[…] We can’t comprehend even 1 percent of what’s just happened. But one aspect of it, minor in the overall sweep, that I’m pretty sure we can comprehend well enough right now: The Democratic Party establishment has beclowned itself and is finished.
I think of the lawmakers, the consultants, the operatives, and—yes—the center-left media, and how everything said over the past few years leading up to this night was bullshit.
The midterm losses? That was just a bad cycle, structurally speaking; presidential demographics would make up for it. The party establishment made a grievous mistake rallying around Hillary Clinton. It wasn’t just a lack of recent political seasoning. She was a bad candidate, with no message beyond heckling the opposite sideline. She was a total misfit for both the politics of 2016 and the energy of the Democratic Party as currently constituted. She could not escape her baggage, and she must own that failure herself.
Theoretically smart people in the Democratic Party should have known that. And yet they worked giddily to clear the field for her. Every power-hungry young Democrat fresh out of law school, every rising lawmaker, every old friend of the Clintons wanted a piece of the action. This was their ride up the power chain. The whole edifice was hollow, built atop the same unearned sense of inevitability that surrounded Clinton in 2008, and it collapsed, just as it collapsed in 2008, only a little later in the calendar. The voters of the party got taken for a ride by the people who controlled it, the ones who promised they had everything figured out and sneeringly dismissed anyone who suggested otherwise. They promised that Hillary Clinton had a lock on the Electoral College. These people didn’t know what they were talking about, and too many of us in the media thought they did.

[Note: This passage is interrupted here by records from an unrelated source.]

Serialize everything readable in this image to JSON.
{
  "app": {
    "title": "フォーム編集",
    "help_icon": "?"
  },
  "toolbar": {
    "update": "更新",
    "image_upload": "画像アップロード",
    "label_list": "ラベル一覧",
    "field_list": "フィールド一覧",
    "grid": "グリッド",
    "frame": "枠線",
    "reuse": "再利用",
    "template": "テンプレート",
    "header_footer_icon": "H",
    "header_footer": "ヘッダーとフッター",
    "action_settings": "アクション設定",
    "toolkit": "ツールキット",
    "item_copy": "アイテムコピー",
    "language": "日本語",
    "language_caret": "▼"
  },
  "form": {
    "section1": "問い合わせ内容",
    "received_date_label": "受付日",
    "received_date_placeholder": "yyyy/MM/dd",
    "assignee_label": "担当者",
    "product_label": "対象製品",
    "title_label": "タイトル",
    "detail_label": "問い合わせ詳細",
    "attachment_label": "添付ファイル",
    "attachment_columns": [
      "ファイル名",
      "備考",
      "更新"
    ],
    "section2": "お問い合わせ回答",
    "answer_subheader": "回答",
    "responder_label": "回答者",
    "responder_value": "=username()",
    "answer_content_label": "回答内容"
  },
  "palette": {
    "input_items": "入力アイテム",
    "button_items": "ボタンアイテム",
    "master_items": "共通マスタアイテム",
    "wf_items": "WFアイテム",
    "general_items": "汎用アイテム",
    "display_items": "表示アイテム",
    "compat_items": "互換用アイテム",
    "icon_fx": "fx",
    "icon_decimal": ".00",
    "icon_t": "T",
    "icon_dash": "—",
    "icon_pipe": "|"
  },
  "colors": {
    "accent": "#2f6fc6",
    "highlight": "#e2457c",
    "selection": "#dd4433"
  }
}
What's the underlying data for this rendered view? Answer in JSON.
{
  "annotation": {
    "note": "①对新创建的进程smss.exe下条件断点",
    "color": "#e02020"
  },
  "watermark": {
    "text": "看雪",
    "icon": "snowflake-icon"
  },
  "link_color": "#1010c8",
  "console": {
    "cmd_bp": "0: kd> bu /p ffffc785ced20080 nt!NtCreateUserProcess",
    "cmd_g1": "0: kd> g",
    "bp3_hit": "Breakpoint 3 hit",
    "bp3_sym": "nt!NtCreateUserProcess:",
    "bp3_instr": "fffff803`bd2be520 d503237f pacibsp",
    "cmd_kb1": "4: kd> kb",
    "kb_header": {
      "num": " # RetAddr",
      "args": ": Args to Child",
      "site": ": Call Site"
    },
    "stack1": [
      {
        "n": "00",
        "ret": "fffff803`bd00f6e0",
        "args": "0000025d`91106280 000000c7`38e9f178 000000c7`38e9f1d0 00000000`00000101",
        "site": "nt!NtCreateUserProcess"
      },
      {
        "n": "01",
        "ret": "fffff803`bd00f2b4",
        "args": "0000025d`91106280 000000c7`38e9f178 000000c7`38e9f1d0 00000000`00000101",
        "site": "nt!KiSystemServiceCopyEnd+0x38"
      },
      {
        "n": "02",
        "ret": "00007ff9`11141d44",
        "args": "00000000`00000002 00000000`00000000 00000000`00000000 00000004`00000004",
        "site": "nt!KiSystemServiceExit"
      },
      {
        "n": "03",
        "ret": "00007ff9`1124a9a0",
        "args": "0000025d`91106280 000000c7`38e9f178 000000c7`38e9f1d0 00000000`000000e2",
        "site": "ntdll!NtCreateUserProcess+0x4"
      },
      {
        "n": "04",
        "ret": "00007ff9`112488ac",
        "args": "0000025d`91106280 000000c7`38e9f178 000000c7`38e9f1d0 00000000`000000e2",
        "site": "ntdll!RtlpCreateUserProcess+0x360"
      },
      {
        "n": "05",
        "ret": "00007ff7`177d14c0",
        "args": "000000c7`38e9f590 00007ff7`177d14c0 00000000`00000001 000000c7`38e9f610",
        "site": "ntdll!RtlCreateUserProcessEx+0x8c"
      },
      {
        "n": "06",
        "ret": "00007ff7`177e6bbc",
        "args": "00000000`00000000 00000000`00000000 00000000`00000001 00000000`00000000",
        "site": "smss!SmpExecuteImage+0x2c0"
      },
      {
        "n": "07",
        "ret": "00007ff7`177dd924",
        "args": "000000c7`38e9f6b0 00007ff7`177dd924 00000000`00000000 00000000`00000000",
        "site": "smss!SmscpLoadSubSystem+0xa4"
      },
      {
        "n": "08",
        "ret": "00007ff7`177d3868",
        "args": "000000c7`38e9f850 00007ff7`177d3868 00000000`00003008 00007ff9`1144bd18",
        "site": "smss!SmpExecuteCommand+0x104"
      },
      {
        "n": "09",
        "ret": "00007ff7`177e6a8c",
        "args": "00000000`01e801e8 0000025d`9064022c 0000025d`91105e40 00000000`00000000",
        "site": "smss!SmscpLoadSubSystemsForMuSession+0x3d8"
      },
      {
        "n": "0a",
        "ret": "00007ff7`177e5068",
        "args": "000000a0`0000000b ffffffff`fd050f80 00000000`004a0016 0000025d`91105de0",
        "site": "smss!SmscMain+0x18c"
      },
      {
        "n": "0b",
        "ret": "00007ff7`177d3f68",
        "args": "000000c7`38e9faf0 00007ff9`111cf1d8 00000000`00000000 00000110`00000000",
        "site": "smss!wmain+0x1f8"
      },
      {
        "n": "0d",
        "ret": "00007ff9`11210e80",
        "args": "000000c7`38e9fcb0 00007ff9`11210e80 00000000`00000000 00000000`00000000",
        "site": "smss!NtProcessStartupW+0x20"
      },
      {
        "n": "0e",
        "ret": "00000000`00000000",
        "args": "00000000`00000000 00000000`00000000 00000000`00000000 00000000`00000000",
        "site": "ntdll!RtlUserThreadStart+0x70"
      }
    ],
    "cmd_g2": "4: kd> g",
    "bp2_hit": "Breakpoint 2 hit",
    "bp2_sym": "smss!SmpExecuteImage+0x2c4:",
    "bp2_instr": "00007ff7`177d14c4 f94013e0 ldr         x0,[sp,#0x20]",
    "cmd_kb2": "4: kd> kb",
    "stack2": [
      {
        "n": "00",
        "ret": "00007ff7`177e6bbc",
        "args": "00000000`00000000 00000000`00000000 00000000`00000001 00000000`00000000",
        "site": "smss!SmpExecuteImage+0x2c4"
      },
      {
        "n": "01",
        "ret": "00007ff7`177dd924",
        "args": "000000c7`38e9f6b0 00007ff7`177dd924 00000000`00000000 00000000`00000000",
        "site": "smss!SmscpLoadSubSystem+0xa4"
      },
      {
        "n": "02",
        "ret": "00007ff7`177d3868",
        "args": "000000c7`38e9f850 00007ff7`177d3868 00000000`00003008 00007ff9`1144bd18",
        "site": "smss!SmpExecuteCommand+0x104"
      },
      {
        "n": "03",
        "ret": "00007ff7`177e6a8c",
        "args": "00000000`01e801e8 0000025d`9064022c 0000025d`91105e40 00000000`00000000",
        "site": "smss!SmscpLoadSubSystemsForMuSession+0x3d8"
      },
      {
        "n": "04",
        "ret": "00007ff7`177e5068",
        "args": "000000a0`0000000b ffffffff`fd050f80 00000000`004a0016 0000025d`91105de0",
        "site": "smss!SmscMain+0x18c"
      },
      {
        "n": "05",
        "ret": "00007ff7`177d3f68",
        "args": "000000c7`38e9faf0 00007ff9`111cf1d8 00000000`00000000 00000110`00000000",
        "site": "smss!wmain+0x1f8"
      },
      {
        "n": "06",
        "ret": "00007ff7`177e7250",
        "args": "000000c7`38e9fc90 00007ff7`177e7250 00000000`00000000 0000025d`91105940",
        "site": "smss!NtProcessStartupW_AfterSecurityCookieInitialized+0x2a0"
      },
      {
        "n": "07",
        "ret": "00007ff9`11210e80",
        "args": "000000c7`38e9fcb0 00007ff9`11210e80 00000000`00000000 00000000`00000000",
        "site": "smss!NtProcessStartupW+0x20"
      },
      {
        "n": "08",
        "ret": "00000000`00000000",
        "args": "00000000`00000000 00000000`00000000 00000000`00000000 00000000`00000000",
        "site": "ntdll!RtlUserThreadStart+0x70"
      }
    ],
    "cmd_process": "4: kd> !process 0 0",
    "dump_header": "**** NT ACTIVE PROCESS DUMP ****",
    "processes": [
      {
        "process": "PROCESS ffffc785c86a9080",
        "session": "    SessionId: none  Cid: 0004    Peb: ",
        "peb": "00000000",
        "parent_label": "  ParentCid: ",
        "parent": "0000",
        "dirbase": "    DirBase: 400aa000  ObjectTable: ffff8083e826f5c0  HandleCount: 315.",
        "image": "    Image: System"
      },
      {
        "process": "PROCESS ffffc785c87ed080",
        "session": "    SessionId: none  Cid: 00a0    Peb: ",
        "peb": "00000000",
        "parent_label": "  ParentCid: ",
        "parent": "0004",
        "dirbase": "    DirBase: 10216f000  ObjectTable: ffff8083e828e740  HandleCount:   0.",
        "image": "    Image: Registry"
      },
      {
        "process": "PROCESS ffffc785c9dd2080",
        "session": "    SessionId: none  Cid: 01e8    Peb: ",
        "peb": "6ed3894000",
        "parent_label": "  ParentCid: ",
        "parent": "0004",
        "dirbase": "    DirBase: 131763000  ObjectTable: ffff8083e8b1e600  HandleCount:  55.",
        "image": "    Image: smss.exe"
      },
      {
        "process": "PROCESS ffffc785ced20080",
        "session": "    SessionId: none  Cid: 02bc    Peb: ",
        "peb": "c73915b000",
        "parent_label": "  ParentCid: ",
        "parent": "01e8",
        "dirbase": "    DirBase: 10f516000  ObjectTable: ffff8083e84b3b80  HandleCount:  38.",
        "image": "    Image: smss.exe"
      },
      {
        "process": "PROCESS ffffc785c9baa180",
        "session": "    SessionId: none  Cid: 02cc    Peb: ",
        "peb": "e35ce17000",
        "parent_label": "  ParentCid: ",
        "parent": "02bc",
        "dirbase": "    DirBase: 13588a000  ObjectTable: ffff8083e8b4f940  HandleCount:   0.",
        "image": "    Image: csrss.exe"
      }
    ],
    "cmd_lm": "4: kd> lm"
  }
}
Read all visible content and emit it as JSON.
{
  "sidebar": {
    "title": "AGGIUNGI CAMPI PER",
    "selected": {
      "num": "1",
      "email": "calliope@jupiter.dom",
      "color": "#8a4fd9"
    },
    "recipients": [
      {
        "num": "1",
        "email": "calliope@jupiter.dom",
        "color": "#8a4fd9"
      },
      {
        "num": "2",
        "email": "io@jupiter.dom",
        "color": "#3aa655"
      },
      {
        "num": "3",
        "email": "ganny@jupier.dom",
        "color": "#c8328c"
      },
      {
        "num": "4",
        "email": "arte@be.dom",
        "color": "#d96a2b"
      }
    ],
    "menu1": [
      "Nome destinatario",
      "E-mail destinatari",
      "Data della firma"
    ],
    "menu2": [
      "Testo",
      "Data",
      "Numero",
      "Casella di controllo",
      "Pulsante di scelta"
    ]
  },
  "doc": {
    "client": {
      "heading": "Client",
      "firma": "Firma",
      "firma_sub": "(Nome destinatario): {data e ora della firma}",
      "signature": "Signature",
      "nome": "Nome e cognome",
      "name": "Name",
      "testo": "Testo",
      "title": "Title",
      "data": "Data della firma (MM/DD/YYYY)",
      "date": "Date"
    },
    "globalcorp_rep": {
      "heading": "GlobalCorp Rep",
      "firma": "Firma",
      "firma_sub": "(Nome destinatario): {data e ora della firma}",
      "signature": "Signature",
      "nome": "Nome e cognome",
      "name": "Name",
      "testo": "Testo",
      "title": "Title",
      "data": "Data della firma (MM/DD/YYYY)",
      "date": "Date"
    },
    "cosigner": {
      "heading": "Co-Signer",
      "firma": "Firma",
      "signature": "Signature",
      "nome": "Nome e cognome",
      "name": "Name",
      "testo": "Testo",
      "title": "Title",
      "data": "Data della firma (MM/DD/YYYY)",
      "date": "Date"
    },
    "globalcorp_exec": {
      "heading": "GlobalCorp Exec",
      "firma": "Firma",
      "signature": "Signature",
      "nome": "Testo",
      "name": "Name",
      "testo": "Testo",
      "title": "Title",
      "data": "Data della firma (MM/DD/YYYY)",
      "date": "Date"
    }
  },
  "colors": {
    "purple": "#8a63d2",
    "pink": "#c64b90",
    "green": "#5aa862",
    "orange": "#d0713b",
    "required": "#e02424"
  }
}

What was the line? Hillary Clinton would do well in a general election, because she’d been “vetted” for 20-some years and there was nothing new Republicans could try? Just writing that, I recognize that it’s the funniest line I’ve ever seen, and yet it was the exact argument Clinton used in two separate campaigns for the Democratic nomination.
And I’ll add three words: Debbie. Wasserman. Schultz. (Who won tonight, by the way.)
The Democratic Party that will re-take the Senate, House and Presidency will not look like the party that DWS or the Clintons fostered and maintained. The house organ of that Party will not be the New York Times or any other part of the false equivalency establishment press, no matter how “liberal” their columnists are. The advisors and consultants who bring that Party to victory will not include John Podesta or anyone who ever worked for him in a senior capacity. The reason is simple: this combination killed us in 2016.
Obama was a breakout candidate in large part because he went around the Democratic establishment. The message, style and operations of a winning Democratic Party will be part Obama and, as much as many of you hate hearing this, part Bernie Sanders. The simple fact was that there was a hell of a lot more excitement about Bernie’s candidacy among the Democrats who need to be energized for us to win, than there was among Hillary supporters. Bernie wasn’t the guy, but we need to look hard at what he said, how he said it, and how his campaign operated. We need to find someone who isn’t Bernie to carry that message into 2018 and 2020.